Today

Wednesday: What’s Hot on CanLII

Each Wednesday we tell you which three English-language cases and which French-language case have been the most viewed* on CanLII and we give you a small sense of what the cases are about.

For this last week:

1. Mo-Tires Ltd. v. Canada (National Revenue), 1990 CanLII 3943 (CA CITT)

It seems evident to the Tribunal that the punctuation in both the French and English versions is determinative of the proper construction of subsection 26(5). The placement between the two clauses of the semi-colon and then the comma in the English version, and particularly of the period in the French version, leads to the conclusion that there are two thoughts in the provision and that Parliament clearly intended that retreaded tires be sold at a sale price equal to the retreading charge only in the case where the manufacturer retreads tires owned by another person, for that person or on his or her behalf. In the Tribunal’s view, the use of the words “for or on behalf of any other person” in subsection 26(5) indicates that Parliament intended to restrict the deemed sale price to custom retreads. In that case, the tax applies to the charges made for services to a customer.

(Check for commentary on CanLII Connects)

2. Ismail v. Fleming, 2018 ONSC 6615

[20] Given all the realities outlined above, it may be that courts increasingly will have little or no choice but to declare mistrials in situations where it regrettably becomes clear that a trial cannot be completed within its repeatedly confirmed trial duration estimate, especially in cases where the inaccurate and inadequate trial duration estimates cannot reasonably be attributed to developments counsel could not have foreseen.

(Check for commentary on CanLII Connects)

3. CBRE Limited v 1223962 Alberta Ltd, 2017 ABPC 114

[10] The issue at trial related to the timing of the “triggering event” in which the commission would be payable. The plaintiff argued that the triggering event for the commission to be payable was either when the conditions were waived (August 4, 2014) or when the sale closed (August 28, 2014). Either date would mean that the exclusion would be 50% of the commission as the dates were well within the 90 day extension period. This would mean that the plaintiff would be entitled to 50% of the commission payable. The defendant argued that the triggering event was when the offer was made (February 19, 2014), which would be within “the first 30 days” and thus the exclusion would be 100% of the commission, meaning the plaintiff would not be entitled to any commission.

(Check for commentary on CanLII Connects)

The most-consulted French-language decision was Kosoian c. Société de transport de Montréal, 2017 QCCA 1919
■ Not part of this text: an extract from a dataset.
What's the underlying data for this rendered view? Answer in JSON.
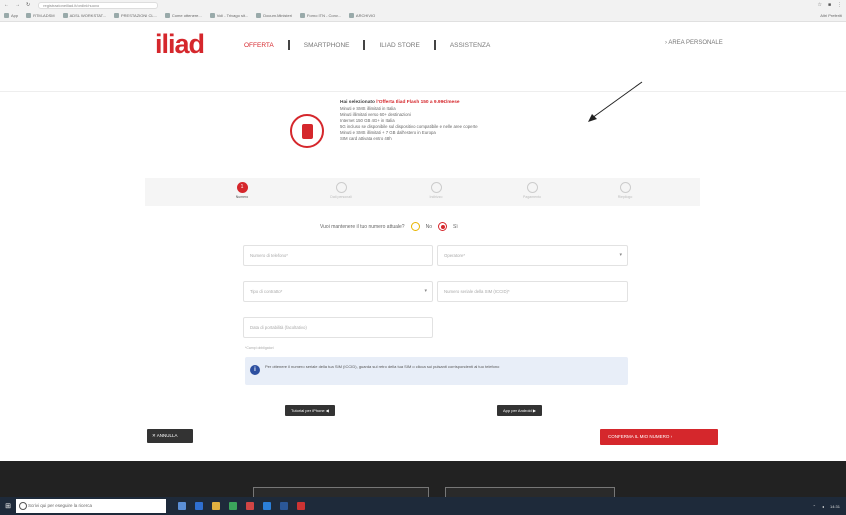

[21] Les règles de la responsabilité extracontractuelle d’un corps public se distinguent de celles du droit administratif. Même si le règlement R-036 avait été annulé par un tribunal, cela n’entraînerait pas nécessairement la responsabilité du corps public. La STM est un corps public et, à ce titre, elle bénéficie, tout comme une municipalité, d’une immunité pour les actes accomplis dans l’exercice de son pouvoir réglementaire[7].

(Check for commentary on CanLII Connects)

* As of January 2014 we measure the total amount of time spent on the pages rather than simply the number of hits; as well, a case once mentioned won’t appear again for three months.

Start the discussion!

Leave a Reply

(Your email address will not be published or distributed)